== Segment start ==

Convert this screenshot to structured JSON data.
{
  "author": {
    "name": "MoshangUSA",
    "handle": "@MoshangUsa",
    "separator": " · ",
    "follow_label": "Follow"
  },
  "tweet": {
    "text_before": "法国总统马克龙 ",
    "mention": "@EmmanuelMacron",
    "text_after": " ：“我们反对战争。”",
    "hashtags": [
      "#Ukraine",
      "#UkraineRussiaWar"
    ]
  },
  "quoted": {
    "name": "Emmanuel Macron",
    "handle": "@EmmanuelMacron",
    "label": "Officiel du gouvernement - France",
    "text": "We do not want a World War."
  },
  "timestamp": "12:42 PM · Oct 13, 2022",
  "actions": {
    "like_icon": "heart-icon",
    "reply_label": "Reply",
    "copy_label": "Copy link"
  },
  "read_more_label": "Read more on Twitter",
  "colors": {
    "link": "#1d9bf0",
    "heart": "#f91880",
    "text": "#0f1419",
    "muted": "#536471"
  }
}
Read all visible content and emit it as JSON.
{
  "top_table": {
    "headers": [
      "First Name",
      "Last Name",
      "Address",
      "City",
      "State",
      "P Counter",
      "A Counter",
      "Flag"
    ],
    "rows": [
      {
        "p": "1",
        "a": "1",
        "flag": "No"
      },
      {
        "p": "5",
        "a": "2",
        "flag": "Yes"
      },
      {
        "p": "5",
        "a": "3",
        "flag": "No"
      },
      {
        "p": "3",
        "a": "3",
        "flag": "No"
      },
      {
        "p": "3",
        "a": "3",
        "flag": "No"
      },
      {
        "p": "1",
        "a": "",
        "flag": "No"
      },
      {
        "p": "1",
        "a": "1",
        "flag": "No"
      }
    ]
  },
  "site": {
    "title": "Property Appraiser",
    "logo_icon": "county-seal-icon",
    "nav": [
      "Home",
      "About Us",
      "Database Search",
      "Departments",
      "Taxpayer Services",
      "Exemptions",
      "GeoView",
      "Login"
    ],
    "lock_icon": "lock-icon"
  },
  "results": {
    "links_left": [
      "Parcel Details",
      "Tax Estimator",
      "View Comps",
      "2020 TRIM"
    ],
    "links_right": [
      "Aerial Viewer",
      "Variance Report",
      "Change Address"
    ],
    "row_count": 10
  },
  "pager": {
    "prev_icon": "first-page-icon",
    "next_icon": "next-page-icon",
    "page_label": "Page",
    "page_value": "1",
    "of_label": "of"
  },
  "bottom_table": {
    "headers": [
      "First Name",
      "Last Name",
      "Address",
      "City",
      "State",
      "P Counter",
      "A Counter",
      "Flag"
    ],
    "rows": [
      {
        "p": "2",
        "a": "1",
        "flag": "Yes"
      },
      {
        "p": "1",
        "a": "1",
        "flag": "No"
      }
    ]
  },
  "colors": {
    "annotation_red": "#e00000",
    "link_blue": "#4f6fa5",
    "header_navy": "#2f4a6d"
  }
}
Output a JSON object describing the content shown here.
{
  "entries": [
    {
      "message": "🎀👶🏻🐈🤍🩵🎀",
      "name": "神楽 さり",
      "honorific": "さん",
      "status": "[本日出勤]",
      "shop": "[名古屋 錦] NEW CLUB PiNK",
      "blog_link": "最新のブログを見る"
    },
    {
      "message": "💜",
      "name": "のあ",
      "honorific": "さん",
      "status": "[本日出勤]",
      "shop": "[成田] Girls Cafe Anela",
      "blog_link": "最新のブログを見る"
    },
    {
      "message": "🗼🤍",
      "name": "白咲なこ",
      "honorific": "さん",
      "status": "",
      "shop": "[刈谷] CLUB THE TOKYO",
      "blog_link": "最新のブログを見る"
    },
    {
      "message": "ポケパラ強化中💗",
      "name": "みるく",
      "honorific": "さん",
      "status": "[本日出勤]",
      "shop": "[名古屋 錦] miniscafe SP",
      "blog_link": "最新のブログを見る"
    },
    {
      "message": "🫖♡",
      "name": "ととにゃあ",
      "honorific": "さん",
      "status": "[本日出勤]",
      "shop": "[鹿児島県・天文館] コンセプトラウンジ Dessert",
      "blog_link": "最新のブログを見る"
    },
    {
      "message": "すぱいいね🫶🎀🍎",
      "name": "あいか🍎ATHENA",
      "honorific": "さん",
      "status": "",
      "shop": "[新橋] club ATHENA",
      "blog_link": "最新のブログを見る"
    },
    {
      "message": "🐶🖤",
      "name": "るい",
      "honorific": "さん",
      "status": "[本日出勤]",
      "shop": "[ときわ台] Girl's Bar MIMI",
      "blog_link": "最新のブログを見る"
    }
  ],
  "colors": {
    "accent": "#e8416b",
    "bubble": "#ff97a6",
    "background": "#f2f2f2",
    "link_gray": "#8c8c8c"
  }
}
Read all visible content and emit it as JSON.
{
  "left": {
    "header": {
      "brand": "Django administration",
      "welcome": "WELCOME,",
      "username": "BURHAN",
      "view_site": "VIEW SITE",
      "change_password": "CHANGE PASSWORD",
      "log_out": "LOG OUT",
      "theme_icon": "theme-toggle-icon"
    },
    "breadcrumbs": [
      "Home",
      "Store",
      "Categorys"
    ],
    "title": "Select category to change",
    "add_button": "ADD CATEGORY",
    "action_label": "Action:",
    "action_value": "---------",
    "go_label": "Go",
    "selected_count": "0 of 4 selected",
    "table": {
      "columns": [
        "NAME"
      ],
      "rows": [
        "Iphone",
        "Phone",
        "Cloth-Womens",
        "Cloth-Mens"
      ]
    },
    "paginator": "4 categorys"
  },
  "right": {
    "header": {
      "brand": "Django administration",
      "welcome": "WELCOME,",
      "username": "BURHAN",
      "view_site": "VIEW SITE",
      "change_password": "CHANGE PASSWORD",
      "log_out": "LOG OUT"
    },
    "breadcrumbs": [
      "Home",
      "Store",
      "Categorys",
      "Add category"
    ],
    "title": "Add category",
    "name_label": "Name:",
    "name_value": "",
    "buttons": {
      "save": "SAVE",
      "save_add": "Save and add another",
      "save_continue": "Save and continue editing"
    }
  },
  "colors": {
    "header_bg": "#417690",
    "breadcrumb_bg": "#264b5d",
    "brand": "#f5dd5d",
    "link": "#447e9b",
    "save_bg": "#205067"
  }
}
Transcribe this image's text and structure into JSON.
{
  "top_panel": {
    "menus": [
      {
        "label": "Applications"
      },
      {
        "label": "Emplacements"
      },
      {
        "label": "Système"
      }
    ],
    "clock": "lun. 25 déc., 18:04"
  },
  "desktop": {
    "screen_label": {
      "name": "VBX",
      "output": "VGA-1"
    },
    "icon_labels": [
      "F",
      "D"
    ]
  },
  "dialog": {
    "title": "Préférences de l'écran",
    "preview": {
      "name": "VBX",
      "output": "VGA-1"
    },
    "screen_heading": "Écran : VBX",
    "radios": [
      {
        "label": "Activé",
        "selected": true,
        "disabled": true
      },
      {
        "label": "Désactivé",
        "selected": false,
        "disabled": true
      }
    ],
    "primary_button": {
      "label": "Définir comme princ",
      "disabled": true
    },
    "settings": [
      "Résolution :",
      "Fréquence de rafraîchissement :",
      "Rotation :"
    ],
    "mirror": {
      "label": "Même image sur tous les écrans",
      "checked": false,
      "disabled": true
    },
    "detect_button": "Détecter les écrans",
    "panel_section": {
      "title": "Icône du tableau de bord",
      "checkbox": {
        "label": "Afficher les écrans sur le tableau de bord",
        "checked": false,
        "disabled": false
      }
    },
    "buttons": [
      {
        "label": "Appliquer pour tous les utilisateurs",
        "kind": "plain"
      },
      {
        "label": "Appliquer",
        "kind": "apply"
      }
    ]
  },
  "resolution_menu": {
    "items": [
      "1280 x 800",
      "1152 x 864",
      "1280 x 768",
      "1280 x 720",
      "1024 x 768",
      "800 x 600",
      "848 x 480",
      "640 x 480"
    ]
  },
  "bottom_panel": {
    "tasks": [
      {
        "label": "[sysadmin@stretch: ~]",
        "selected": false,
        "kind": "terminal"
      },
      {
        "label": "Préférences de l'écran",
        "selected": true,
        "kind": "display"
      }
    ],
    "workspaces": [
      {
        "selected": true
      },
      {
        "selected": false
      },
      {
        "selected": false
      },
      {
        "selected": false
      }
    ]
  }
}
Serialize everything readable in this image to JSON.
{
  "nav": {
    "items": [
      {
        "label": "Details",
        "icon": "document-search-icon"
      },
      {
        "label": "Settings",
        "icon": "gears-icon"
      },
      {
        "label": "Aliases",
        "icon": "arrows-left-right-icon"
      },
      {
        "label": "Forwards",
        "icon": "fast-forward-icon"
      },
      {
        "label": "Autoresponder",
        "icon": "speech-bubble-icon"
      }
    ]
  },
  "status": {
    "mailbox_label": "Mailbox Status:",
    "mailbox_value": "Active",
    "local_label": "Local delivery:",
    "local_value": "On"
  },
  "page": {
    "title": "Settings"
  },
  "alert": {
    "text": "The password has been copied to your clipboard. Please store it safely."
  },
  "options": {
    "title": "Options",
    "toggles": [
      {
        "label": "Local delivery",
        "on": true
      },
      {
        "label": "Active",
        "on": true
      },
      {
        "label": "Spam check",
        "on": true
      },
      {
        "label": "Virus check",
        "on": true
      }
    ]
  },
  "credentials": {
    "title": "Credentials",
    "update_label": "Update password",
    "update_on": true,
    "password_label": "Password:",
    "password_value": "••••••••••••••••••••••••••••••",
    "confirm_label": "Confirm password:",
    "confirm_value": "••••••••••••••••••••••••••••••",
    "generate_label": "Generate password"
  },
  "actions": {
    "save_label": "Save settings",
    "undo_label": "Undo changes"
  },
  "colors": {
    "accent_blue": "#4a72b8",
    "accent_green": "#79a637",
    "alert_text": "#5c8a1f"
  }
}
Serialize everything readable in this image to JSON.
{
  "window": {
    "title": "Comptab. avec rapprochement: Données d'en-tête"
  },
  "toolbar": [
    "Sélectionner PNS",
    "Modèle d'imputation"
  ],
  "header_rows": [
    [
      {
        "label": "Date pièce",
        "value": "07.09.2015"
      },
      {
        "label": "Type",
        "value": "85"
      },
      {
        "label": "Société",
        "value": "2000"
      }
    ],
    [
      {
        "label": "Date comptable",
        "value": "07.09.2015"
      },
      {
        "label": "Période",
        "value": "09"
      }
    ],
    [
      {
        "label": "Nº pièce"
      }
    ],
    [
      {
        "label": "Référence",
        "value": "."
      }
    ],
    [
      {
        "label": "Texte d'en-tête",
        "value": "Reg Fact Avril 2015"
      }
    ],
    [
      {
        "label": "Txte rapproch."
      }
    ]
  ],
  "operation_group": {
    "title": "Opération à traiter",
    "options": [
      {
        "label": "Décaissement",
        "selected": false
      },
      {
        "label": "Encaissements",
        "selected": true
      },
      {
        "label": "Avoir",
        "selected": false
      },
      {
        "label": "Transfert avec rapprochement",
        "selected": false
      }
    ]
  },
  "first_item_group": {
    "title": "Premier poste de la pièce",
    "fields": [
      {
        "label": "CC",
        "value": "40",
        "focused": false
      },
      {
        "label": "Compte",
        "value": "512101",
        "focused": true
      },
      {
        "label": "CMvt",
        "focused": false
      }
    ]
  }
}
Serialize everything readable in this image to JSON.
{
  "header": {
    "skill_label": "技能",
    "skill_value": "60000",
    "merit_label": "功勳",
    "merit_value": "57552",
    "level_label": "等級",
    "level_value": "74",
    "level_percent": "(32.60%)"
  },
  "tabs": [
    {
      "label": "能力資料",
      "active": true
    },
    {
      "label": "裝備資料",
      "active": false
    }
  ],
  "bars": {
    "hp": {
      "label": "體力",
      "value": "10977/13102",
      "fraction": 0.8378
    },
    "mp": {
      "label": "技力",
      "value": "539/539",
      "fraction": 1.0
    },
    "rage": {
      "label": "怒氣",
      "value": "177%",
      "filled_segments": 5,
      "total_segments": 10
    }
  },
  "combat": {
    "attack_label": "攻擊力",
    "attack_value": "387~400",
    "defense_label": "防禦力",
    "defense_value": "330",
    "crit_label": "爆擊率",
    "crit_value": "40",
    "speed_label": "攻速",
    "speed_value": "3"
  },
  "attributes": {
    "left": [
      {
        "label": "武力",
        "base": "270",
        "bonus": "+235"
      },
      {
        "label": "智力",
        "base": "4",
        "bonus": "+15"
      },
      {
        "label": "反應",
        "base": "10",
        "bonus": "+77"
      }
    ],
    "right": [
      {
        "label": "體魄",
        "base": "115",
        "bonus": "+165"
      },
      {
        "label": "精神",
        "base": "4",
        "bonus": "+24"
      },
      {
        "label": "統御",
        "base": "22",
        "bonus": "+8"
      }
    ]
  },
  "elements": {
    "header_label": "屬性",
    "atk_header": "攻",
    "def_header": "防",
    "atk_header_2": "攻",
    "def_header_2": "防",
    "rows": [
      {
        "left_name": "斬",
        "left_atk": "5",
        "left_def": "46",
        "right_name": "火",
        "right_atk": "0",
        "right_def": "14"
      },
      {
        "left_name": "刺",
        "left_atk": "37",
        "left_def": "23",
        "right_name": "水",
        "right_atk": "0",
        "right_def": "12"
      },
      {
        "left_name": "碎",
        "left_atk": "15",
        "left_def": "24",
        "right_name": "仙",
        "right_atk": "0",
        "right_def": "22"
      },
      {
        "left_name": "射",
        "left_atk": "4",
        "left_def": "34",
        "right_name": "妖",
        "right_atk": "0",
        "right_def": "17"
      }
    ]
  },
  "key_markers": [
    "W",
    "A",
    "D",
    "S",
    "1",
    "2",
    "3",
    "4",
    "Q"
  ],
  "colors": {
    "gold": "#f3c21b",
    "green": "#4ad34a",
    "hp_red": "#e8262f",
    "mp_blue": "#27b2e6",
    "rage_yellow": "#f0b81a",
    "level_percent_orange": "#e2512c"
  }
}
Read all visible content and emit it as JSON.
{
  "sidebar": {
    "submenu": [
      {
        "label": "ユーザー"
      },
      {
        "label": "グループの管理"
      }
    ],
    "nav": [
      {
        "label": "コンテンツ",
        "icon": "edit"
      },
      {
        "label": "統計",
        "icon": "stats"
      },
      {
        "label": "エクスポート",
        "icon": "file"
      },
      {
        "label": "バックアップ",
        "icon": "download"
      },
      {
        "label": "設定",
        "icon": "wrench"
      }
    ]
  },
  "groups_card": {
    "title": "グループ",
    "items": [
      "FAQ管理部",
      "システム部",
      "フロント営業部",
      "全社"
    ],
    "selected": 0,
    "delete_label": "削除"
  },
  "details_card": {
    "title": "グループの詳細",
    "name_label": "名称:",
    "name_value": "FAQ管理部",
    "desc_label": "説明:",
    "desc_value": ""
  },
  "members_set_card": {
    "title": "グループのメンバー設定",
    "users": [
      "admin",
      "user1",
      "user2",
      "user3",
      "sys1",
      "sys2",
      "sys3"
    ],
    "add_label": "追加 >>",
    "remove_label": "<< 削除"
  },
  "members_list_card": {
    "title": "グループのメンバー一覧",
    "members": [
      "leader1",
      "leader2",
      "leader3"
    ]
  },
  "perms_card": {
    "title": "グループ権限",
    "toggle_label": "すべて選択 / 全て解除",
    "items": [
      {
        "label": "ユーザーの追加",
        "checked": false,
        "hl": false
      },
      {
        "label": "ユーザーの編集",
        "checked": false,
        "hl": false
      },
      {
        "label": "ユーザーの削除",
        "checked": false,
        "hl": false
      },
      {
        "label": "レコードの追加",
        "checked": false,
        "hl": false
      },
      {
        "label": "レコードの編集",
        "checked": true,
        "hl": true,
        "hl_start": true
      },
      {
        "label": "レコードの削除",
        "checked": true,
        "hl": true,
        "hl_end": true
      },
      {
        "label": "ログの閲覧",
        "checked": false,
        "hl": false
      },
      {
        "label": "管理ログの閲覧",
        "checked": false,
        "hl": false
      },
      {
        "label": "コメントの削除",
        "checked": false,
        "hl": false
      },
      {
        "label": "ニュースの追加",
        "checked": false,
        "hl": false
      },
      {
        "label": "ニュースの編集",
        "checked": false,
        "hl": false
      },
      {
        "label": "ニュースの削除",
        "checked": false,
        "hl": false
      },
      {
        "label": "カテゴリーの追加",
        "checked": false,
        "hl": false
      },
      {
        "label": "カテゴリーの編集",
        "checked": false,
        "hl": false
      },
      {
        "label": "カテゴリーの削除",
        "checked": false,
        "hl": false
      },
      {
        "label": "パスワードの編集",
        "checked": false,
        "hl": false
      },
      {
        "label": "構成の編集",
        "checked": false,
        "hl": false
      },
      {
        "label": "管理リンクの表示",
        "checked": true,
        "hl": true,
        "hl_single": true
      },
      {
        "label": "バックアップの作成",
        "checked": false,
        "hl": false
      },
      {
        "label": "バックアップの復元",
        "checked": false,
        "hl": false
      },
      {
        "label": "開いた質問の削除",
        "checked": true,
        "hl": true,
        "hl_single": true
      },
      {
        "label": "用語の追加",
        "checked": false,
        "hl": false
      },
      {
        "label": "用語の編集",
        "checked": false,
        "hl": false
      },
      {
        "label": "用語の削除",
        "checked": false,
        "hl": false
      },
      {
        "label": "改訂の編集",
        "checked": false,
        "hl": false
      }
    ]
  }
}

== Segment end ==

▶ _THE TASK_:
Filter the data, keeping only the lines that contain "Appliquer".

▶ _YOUR RESPONSE_:
        "label": "Appliquer pour tous les utilisateurs",
        "label": "Appliquer",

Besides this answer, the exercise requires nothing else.